### WORK TO COMPLETE
A complete response lists each line of the data below that includes the word "goldfish".

---

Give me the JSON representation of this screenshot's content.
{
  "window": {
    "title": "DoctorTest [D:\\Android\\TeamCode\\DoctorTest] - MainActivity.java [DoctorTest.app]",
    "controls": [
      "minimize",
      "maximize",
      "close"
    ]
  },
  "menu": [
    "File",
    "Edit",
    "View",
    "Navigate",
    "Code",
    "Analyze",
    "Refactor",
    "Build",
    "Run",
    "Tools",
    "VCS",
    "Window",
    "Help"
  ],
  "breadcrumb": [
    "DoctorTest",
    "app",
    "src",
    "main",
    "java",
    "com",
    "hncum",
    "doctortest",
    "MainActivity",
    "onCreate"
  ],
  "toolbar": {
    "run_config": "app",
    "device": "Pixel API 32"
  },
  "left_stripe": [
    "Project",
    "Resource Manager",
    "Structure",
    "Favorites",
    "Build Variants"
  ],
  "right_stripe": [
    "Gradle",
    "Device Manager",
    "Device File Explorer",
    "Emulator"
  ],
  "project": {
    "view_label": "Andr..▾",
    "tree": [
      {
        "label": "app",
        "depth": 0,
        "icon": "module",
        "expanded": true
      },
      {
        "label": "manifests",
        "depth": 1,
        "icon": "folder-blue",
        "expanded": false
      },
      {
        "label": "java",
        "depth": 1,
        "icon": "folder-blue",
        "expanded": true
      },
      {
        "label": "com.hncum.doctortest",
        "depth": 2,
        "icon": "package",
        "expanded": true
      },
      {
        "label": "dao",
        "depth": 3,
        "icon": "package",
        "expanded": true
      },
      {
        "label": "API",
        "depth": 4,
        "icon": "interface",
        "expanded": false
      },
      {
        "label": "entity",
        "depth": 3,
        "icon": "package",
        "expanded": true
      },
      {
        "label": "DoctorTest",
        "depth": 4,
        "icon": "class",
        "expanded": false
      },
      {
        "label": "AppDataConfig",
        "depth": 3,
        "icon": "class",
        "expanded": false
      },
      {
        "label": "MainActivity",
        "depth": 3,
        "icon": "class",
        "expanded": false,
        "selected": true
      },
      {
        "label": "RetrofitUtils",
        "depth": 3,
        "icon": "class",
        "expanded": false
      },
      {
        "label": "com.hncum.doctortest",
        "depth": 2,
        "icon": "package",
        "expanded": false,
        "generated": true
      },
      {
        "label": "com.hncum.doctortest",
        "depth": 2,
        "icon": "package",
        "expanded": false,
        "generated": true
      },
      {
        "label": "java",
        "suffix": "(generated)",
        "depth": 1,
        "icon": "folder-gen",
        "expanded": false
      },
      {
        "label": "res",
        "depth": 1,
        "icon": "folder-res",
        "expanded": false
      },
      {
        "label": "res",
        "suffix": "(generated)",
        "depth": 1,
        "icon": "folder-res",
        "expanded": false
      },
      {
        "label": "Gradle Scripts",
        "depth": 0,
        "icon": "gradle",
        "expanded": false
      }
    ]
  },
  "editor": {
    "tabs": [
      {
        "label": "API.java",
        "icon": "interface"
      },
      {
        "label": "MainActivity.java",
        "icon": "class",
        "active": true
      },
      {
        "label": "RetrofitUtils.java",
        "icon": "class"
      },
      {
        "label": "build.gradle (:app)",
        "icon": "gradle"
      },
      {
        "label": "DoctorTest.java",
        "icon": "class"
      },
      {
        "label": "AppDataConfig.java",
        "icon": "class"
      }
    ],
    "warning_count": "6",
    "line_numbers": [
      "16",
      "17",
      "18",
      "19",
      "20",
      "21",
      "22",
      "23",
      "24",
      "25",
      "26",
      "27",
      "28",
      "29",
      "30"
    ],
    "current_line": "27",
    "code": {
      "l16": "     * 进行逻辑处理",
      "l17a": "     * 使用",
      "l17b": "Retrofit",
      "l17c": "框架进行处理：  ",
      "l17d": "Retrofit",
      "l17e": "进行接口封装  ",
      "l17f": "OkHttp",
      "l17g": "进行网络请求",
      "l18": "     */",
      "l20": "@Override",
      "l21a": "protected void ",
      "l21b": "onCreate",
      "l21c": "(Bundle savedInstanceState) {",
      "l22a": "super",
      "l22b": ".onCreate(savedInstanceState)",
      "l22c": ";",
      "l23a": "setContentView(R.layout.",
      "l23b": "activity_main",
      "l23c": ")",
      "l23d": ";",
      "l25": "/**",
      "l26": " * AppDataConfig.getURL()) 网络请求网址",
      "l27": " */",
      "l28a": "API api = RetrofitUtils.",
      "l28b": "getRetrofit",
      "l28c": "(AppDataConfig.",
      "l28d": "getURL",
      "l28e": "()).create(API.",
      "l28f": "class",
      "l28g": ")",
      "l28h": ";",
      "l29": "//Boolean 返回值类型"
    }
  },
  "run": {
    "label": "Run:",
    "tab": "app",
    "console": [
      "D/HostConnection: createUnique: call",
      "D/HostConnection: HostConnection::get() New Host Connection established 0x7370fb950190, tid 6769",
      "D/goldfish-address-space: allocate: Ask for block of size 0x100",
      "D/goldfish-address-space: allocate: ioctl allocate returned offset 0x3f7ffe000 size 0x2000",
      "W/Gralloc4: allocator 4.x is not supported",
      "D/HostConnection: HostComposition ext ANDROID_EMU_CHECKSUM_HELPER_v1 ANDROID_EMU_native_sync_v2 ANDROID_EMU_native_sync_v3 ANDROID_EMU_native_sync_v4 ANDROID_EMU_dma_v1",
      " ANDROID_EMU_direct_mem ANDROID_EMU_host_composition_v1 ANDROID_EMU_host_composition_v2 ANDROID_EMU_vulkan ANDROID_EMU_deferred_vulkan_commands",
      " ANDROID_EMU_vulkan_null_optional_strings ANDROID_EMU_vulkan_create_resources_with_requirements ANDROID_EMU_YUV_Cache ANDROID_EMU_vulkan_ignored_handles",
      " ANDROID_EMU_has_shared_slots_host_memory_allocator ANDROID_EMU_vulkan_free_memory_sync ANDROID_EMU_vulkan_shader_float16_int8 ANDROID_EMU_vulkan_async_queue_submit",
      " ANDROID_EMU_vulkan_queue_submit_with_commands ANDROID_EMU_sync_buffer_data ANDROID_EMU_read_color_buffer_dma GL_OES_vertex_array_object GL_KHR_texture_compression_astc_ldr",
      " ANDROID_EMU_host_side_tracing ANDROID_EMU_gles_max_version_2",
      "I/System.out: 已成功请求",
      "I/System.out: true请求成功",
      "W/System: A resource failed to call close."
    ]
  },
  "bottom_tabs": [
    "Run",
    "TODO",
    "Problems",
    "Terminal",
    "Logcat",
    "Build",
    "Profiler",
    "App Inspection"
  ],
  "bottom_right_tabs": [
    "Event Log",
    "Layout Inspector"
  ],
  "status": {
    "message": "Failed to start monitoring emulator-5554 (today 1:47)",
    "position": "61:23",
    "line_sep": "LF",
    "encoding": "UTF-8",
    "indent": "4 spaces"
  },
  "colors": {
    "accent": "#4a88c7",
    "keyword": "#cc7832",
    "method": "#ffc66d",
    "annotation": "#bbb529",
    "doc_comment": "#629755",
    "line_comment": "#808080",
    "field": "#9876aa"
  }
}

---

### SOLUTION TO THIS PROBLEM
      "D/goldfish-address-space: allocate: Ask for block of size 0x100",
      "D/goldfish-address-space: allocate: ioctl allocate returned offset 0x3f7ffe000 size 0x2000",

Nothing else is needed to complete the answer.